Vacation: Take note of when you will become eligible for vacation days. With some companies, you may have to wait a specific amount of time to take vacation or you may earn your vacation time progressively with each month worked. Also, note how many vacation days are given, how they are accumulated and when they expire.
Holidays: There are six federal holidays in the U.S. that almost every company covers. Some also cover extra holidays like the day after Thanksgiving. Be sure to ask if the workplace is closed on observed holidays, or if it is open but employees who work that day are eligible for bonus pay.
Sick days: Many companies have moved away from sick days for salaried employees but some of them still cover it. This may also look like “Personal Days” which may count toward vacation hours.
Family Leave: At this stage in your career, you may not be thinking about children but it’s a good benefit to have to plan for the future.

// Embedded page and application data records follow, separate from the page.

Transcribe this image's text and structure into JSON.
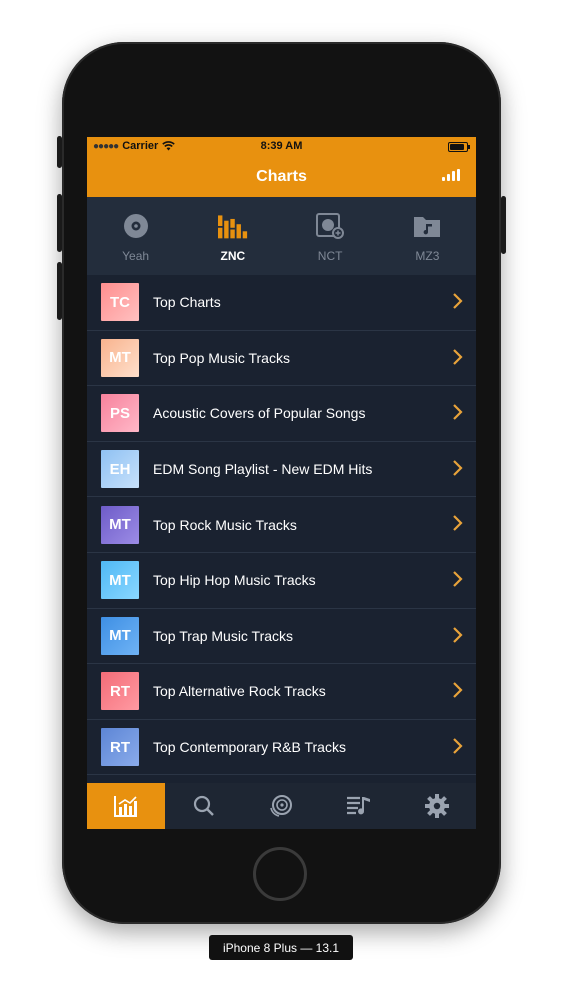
{
  "status_bar": {
    "carrier": "Carrier",
    "time": "8:39 AM"
  },
  "navbar": {
    "title": "Charts",
    "right_icon": "signal-bars-icon"
  },
  "sources": [
    {
      "label": "Yeah",
      "icon": "disc-icon",
      "active": false
    },
    {
      "label": "ZNC",
      "icon": "equalizer-icon",
      "active": true
    },
    {
      "label": "NCT",
      "icon": "music-box-icon",
      "active": false
    },
    {
      "label": "MZ3",
      "icon": "music-folder-icon",
      "active": false
    }
  ],
  "charts": [
    {
      "badge": "TC",
      "label": "Top Charts",
      "colors": [
        "#ff8e8e",
        "#ffc1c1"
      ]
    },
    {
      "badge": "MT",
      "label": "Top Pop Music Tracks",
      "colors": [
        "#f8b38e",
        "#ffe0cc"
      ]
    },
    {
      "badge": "PS",
      "label": "Acoustic Covers of Popular Songs",
      "colors": [
        "#f7829c",
        "#ffb8c8"
      ]
    },
    {
      "badge": "EH",
      "label": "EDM Song Playlist - New EDM Hits",
      "colors": [
        "#8fc1f3",
        "#c7e1fb"
      ]
    },
    {
      "badge": "MT",
      "label": "Top Rock Music Tracks",
      "colors": [
        "#6e5cc8",
        "#9c8ce6"
      ]
    },
    {
      "badge": "MT",
      "label": "Top Hip Hop Music Tracks",
      "colors": [
        "#4fb8f5",
        "#8ad7ff"
      ]
    },
    {
      "badge": "MT",
      "label": "Top Trap Music Tracks",
      "colors": [
        "#3e8fe4",
        "#6fb3f5"
      ]
    },
    {
      "badge": "RT",
      "label": "Top Alternative Rock Tracks",
      "colors": [
        "#f36c78",
        "#ff9aa2"
      ]
    },
    {
      "badge": "RT",
      "label": "Top Contemporary R&B Tracks",
      "colors": [
        "#5d86d6",
        "#8aabea"
      ]
    }
  ],
  "tabs": [
    {
      "icon": "chart-icon",
      "active": true
    },
    {
      "icon": "search-icon",
      "active": false
    },
    {
      "icon": "disc-icon",
      "active": false
    },
    {
      "icon": "playlist-icon",
      "active": false
    },
    {
      "icon": "gear-icon",
      "active": false
    }
  ],
  "colors": {
    "accent": "#e8910f",
    "background": "#1a2230",
    "chevron": "#e8a33a"
  },
  "device": {
    "label": "iPhone 8 Plus — 13.1"
  }
}
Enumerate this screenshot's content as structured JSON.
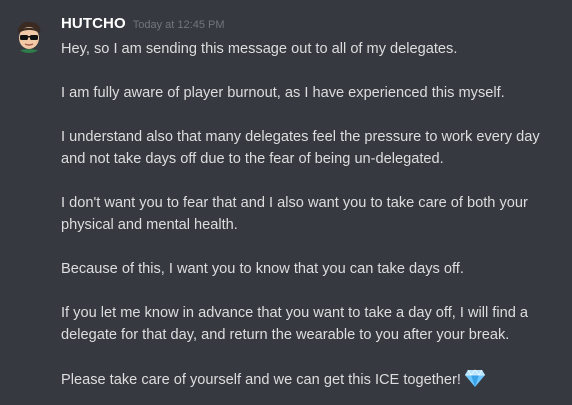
{
  "message": {
    "author": "HUTCHO",
    "timestamp": "Today at 12:45 PM",
    "avatar_icon": "sunglasses-face-icon",
    "paragraphs": [
      [
        "Hey, so I am sending this message out to all of my delegates."
      ],
      [
        "I am fully aware of player burnout, as I have experienced this myself."
      ],
      [
        "I understand also that many delegates feel the pressure to work every day",
        "and not take days off due to the fear of being un-delegated."
      ],
      [
        "I don't want you to fear that and I also want you to take care of both your",
        "physical and mental health."
      ],
      [
        "Because of this, I want you to know that you can take days off."
      ],
      [
        "If you let me know in advance that you want to take a day off, I will find a",
        "delegate for that day, and return the wearable to you after your break."
      ],
      [
        "Please take care of yourself and we can get this ICE together!"
      ]
    ],
    "trailing_emoji": "gem-icon"
  },
  "colors": {
    "background": "#36393f",
    "username": "#ffffff",
    "timestamp": "#72767d",
    "text": "#dcddde",
    "gem": "#6ec6ff"
  }
}
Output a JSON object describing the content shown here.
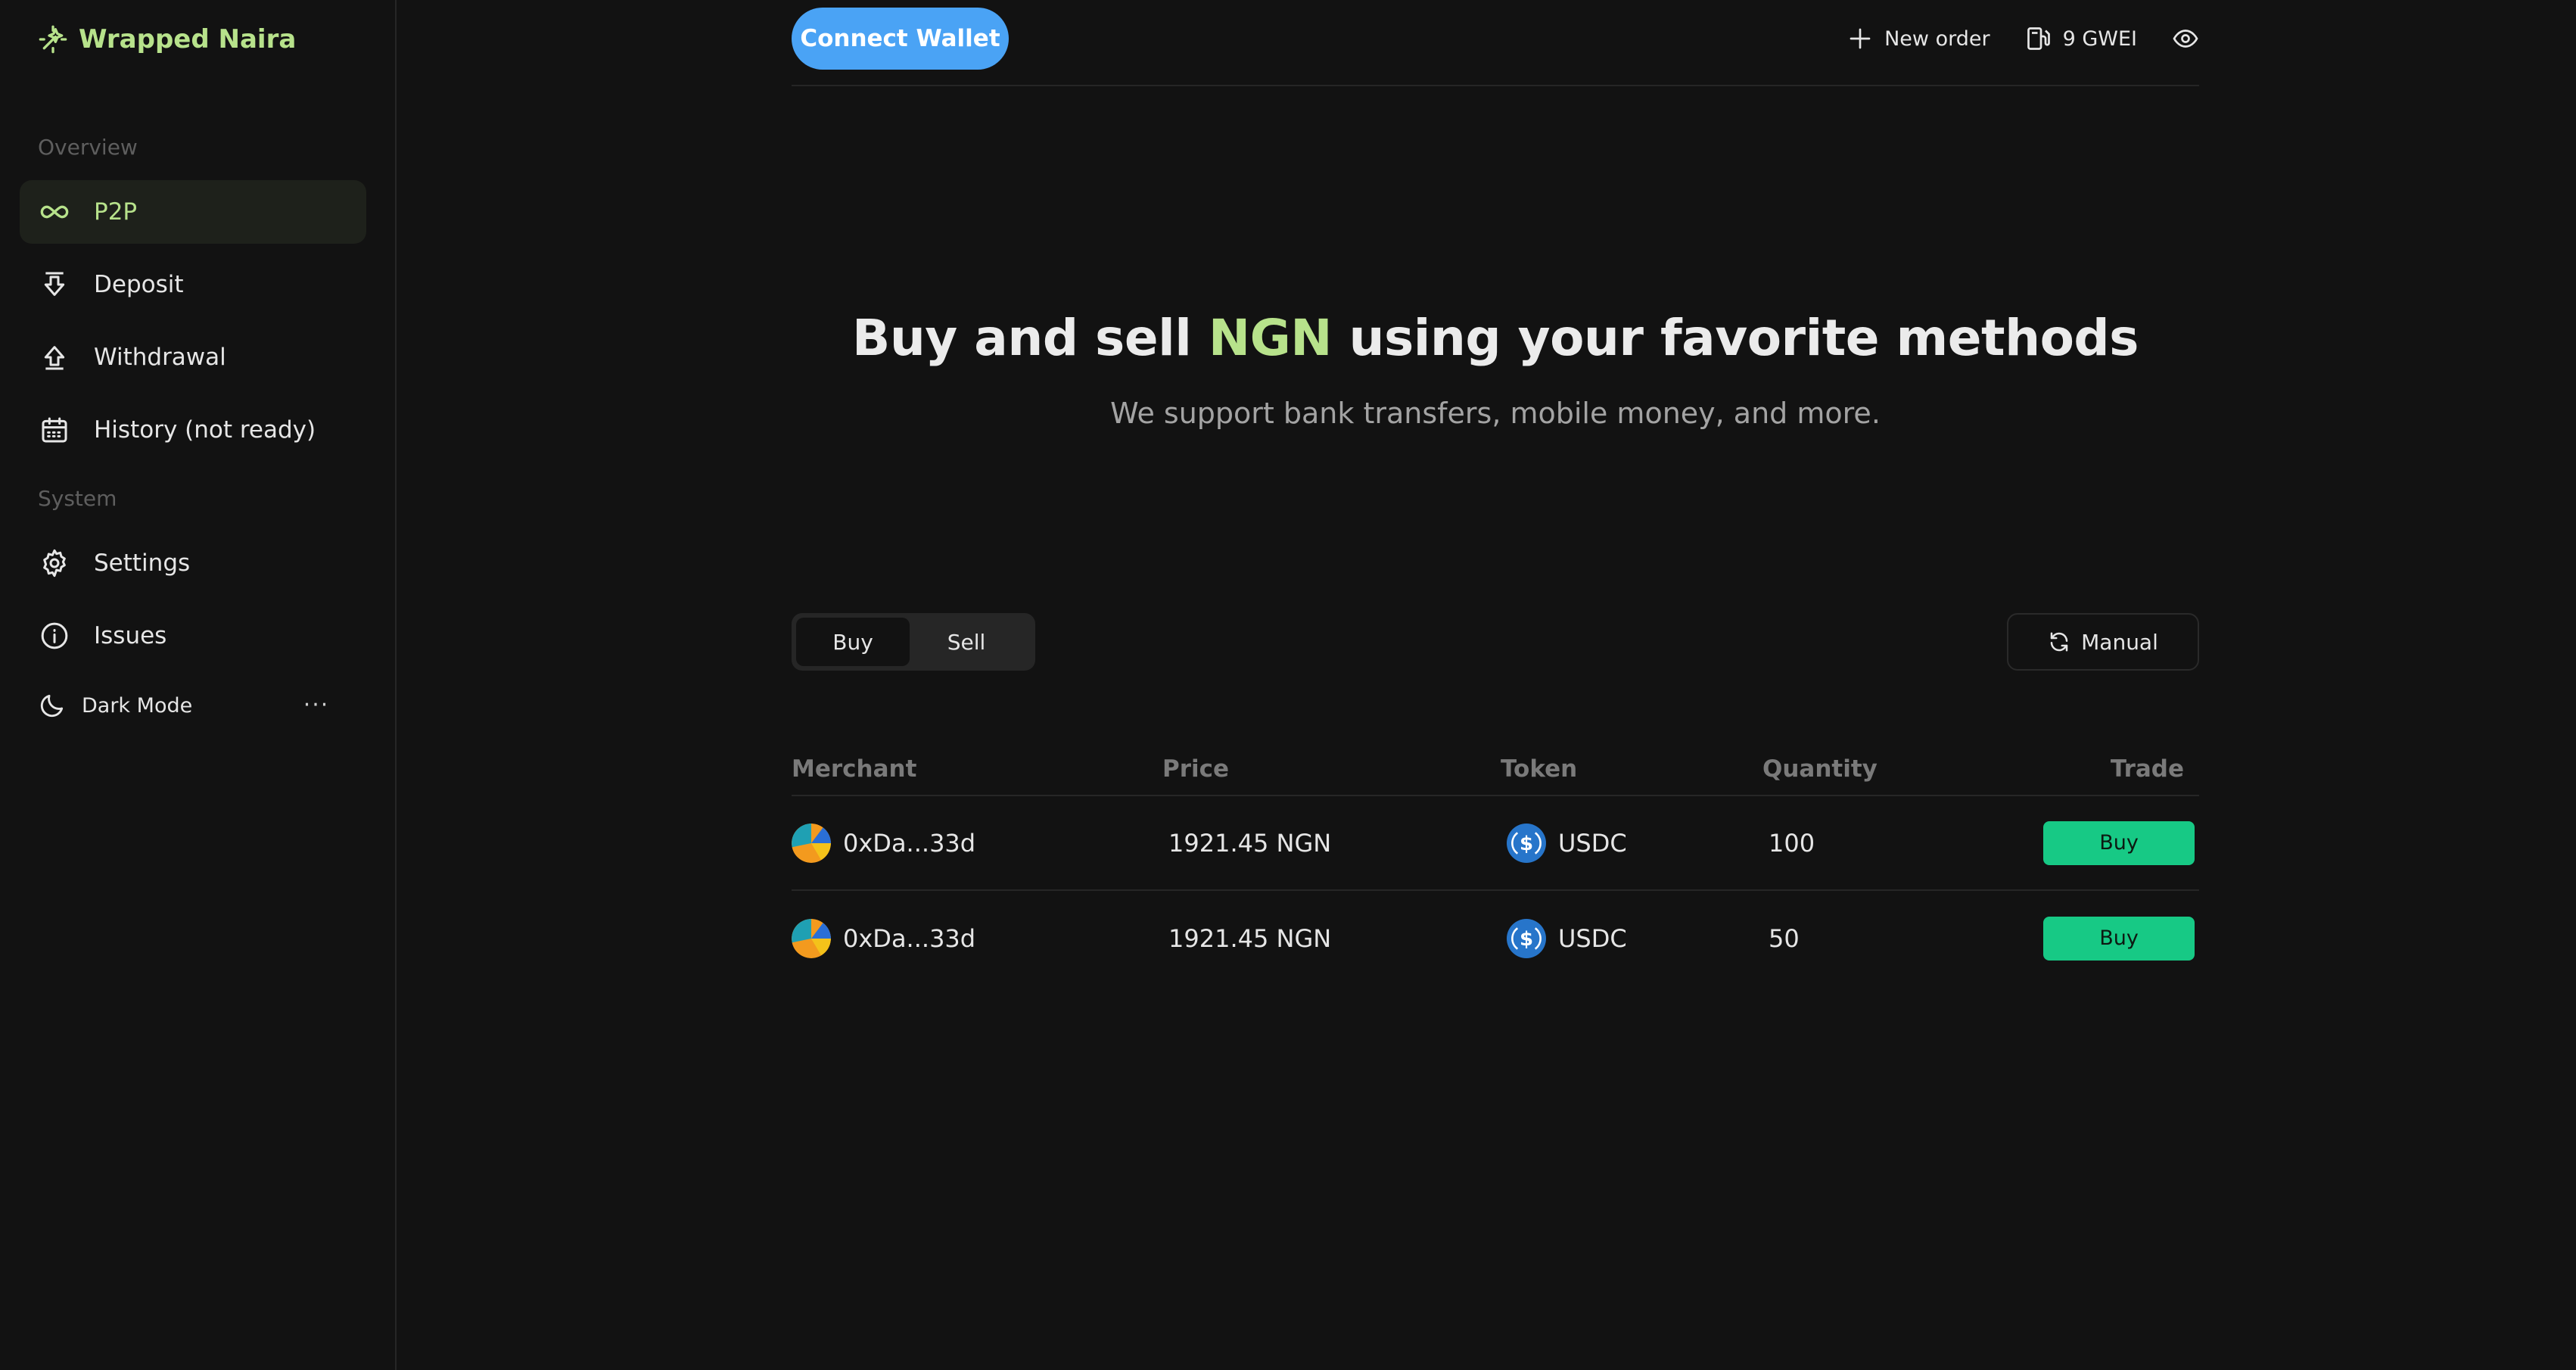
{
  "brand": {
    "name": "Wrapped Naira",
    "icon": "wand-sparkle-icon"
  },
  "sidebar": {
    "sections": [
      {
        "label": "Overview"
      },
      {
        "label": "System"
      }
    ],
    "items": [
      {
        "label": "P2P",
        "icon": "infinity-icon",
        "active": true
      },
      {
        "label": "Deposit",
        "icon": "arrow-down-to-tray-icon"
      },
      {
        "label": "Withdrawal",
        "icon": "arrow-up-from-tray-icon"
      },
      {
        "label": "History (not ready)",
        "icon": "calendar-icon"
      },
      {
        "label": "Settings",
        "icon": "gear-icon"
      },
      {
        "label": "Issues",
        "icon": "info-icon"
      }
    ],
    "dark_mode_label": "Dark Mode",
    "more_label": "···"
  },
  "topbar": {
    "connect_wallet": "Connect Wallet",
    "new_order": "New order",
    "gas": "9 GWEI"
  },
  "hero": {
    "title_pre": "Buy and sell ",
    "title_highlight": "NGN",
    "title_post": " using your favorite methods",
    "subtitle": "We support bank transfers, mobile money, and more."
  },
  "controls": {
    "tabs": [
      "Buy",
      "Sell"
    ],
    "active_tab": "Buy",
    "refresh_label": "Manual"
  },
  "table": {
    "headers": [
      "Merchant",
      "Price",
      "Token",
      "Quantity",
      "Trade"
    ],
    "rows": [
      {
        "merchant": "0xDa...33d",
        "price": "1921.45 NGN",
        "token": "USDC",
        "quantity": "100",
        "action": "Buy"
      },
      {
        "merchant": "0xDa...33d",
        "price": "1921.45 NGN",
        "token": "USDC",
        "quantity": "50",
        "action": "Buy"
      }
    ]
  },
  "colors": {
    "accent_green": "#b7e28b",
    "wallet_blue": "#4aa3f5",
    "buy_green": "#17c985",
    "background": "#121212"
  }
}
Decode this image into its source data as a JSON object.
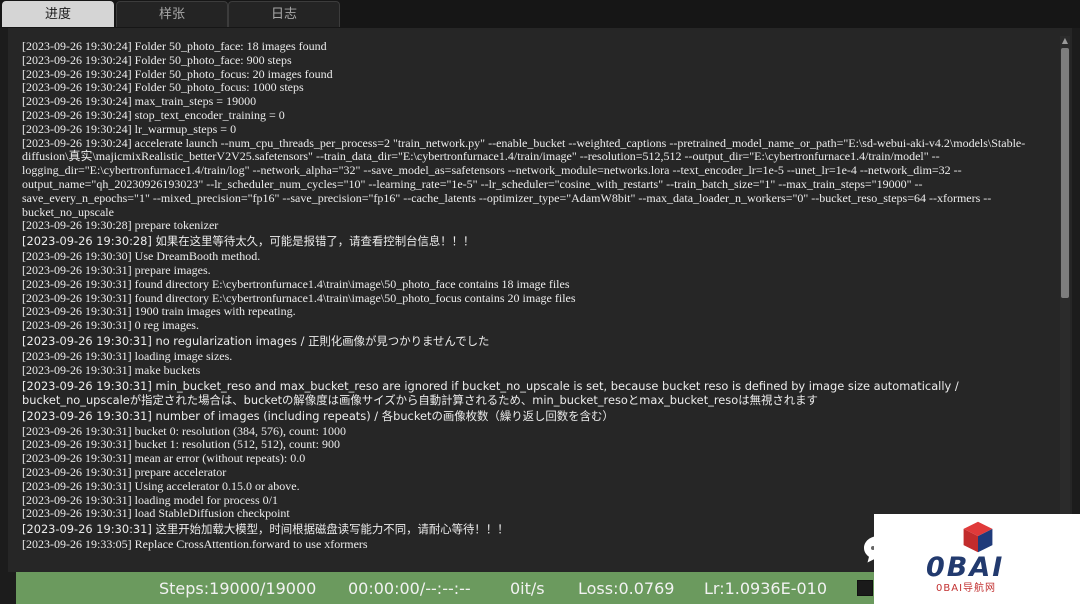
{
  "tabs": [
    {
      "label": "进度",
      "active": true
    },
    {
      "label": "样张",
      "active": false
    },
    {
      "label": "日志",
      "active": false
    }
  ],
  "log_lines": [
    "[2023-09-26 19:30:24] Folder 50_photo_face: 18 images found",
    "[2023-09-26 19:30:24] Folder 50_photo_face: 900 steps",
    "[2023-09-26 19:30:24] Folder 50_photo_focus: 20 images found",
    "[2023-09-26 19:30:24] Folder 50_photo_focus: 1000 steps",
    "[2023-09-26 19:30:24] max_train_steps = 19000",
    "[2023-09-26 19:30:24] stop_text_encoder_training = 0",
    "[2023-09-26 19:30:24] lr_warmup_steps = 0",
    "[2023-09-26 19:30:24] accelerate launch --num_cpu_threads_per_process=2 \"train_network.py\" --enable_bucket --weighted_captions --pretrained_model_name_or_path=\"E:\\sd-webui-aki-v4.2\\models\\Stable-diffusion\\真实\\majicmixRealistic_betterV2V25.safetensors\" --train_data_dir=\"E:\\cybertronfurnace1.4/train/image\" --resolution=512,512 --output_dir=\"E:\\cybertronfurnace1.4/train/model\" --logging_dir=\"E:\\cybertronfurnace1.4/train/log\" --network_alpha=\"32\" --save_model_as=safetensors --network_module=networks.lora --text_encoder_lr=1e-5 --unet_lr=1e-4 --network_dim=32 --output_name=\"qh_20230926193023\" --lr_scheduler_num_cycles=\"10\" --learning_rate=\"1e-5\" --lr_scheduler=\"cosine_with_restarts\" --train_batch_size=\"1\" --max_train_steps=\"19000\" --save_every_n_epochs=\"1\" --mixed_precision=\"fp16\" --save_precision=\"fp16\" --cache_latents --optimizer_type=\"AdamW8bit\" --max_data_loader_n_workers=\"0\" --bucket_reso_steps=64 --xformers --bucket_no_upscale",
    "[2023-09-26 19:30:28] prepare tokenizer",
    "[2023-09-26 19:30:28] 如果在这里等待太久，可能是报错了，请查看控制台信息！！！",
    "[2023-09-26 19:30:30] Use DreamBooth method.",
    "[2023-09-26 19:30:31] prepare images.",
    "[2023-09-26 19:30:31] found directory E:\\cybertronfurnace1.4\\train\\image\\50_photo_face contains 18 image files",
    "[2023-09-26 19:30:31] found directory E:\\cybertronfurnace1.4\\train\\image\\50_photo_focus contains 20 image files",
    "[2023-09-26 19:30:31] 1900 train images with repeating.",
    "[2023-09-26 19:30:31] 0 reg images.",
    "[2023-09-26 19:30:31] no regularization images / 正則化画像が見つかりませんでした",
    "[2023-09-26 19:30:31] loading image sizes.",
    "[2023-09-26 19:30:31] make buckets",
    "[2023-09-26 19:30:31] min_bucket_reso and max_bucket_reso are ignored if bucket_no_upscale is set, because bucket reso is defined by image size automatically / bucket_no_upscaleが指定された場合は、bucketの解像度は画像サイズから自動計算されるため、min_bucket_resoとmax_bucket_resoは無視されます",
    "[2023-09-26 19:30:31] number of images (including repeats) / 各bucketの画像枚数（繰り返し回数を含む）",
    "[2023-09-26 19:30:31] bucket 0: resolution (384, 576), count: 1000",
    "[2023-09-26 19:30:31] bucket 1: resolution (512, 512), count: 900",
    "[2023-09-26 19:30:31] mean ar error (without repeats): 0.0",
    "[2023-09-26 19:30:31] prepare accelerator",
    "[2023-09-26 19:30:31] Using accelerator 0.15.0 or above.",
    "[2023-09-26 19:30:31] loading model for process 0/1",
    "[2023-09-26 19:30:31] load StableDiffusion checkpoint",
    "[2023-09-26 19:30:31] 这里开始加载大模型，时间根据磁盘读写能力不同，请耐心等待！！！",
    "[2023-09-26 19:33:05] Replace CrossAttention.forward to use xformers"
  ],
  "status": {
    "steps": "Steps:19000/19000",
    "time": "00:00:00/--:--:--",
    "rate": "0it/s",
    "loss": "Loss:0.0769",
    "lr": "Lr:1.0936E-010",
    "color": "#6b9a5e"
  },
  "icons": {
    "chat": "chat-bubble-icon",
    "stop": "stop-square-icon"
  },
  "watermark": {
    "brand": "0BAI",
    "sub": "0BAI导航网"
  }
}
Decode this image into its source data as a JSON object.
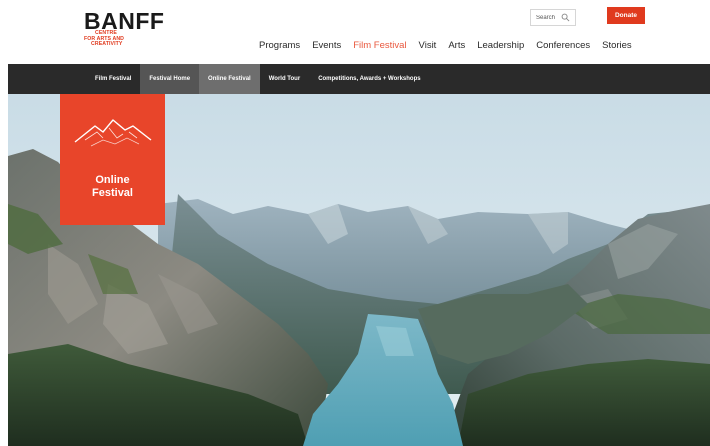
{
  "brand": {
    "wordmark": "BANFF",
    "tagline_lines": [
      "Centre",
      "for Arts and",
      "Creativity"
    ],
    "accent_color": "#e03a1e"
  },
  "header": {
    "search": {
      "placeholder": "Search",
      "icon": "search-icon"
    },
    "donate_label": "Donate",
    "nav": [
      {
        "label": "Programs",
        "active": false
      },
      {
        "label": "Events",
        "active": false
      },
      {
        "label": "Film Festival",
        "active": true
      },
      {
        "label": "Visit",
        "active": false
      },
      {
        "label": "Arts",
        "active": false
      },
      {
        "label": "Leadership",
        "active": false
      },
      {
        "label": "Conferences",
        "active": false
      },
      {
        "label": "Stories",
        "active": false
      }
    ]
  },
  "sub_nav": {
    "items": [
      {
        "label": "Film Festival"
      },
      {
        "label": "Festival Home"
      },
      {
        "label": "Online Festival"
      },
      {
        "label": "World Tour"
      },
      {
        "label": "Competitions, Awards + Workshops"
      }
    ]
  },
  "hero": {
    "badge_lines": [
      "Online",
      "Festival"
    ],
    "badge_icon": "mountain-icon",
    "badge_color": "#e8452a"
  }
}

Plus, family leave can also come in handy if you have a sick family member, like a parent or grandparent, for example. Be sure to ask whether family leave is paid, unpaid, or partially paid and for how long.
Increasingly, some employers are offering the option to telecommute. This may be discussed in your job offer but if it’s not, it’s definitely worth bringing up if this is something that could be important for you.
Being able to telecommute all or part of the time could help save you money on gas and eating out for example, or it could help you balance your work and home responsibilities. If you’d like more flexibility to work when you’re most productive or during timeframes outside of regular business hours, be sure to ask about this as well.
Telecommuting may involve working from a home office or at a shared office space. Your job offer may include some provisions to cover expenses that you’ll incur to run a home office or work at a shared office space.
Salaried employees typically don’t get overtime pay unless they are below a certain threshold (The threshold now applies to workers who make less than $47,476 annually, thanks to a recent executive order by the President). Some companies also do bonus pay or comp time as a way of compensating employees for working more than the expected 40 hours.
Extra job perks
Some companies offer extra perks as a part of their benefits package. These perks may look like childcare, helping you pay for your mobile phone, health club memberships and a stipend for your car.
When looking at a job offer, it’s important to look at every aspect of compensation to see whether or not the offer works for you. There’s a lot more to a job than getting paid a salary, so make sure to crunch numbers and ask the right questions.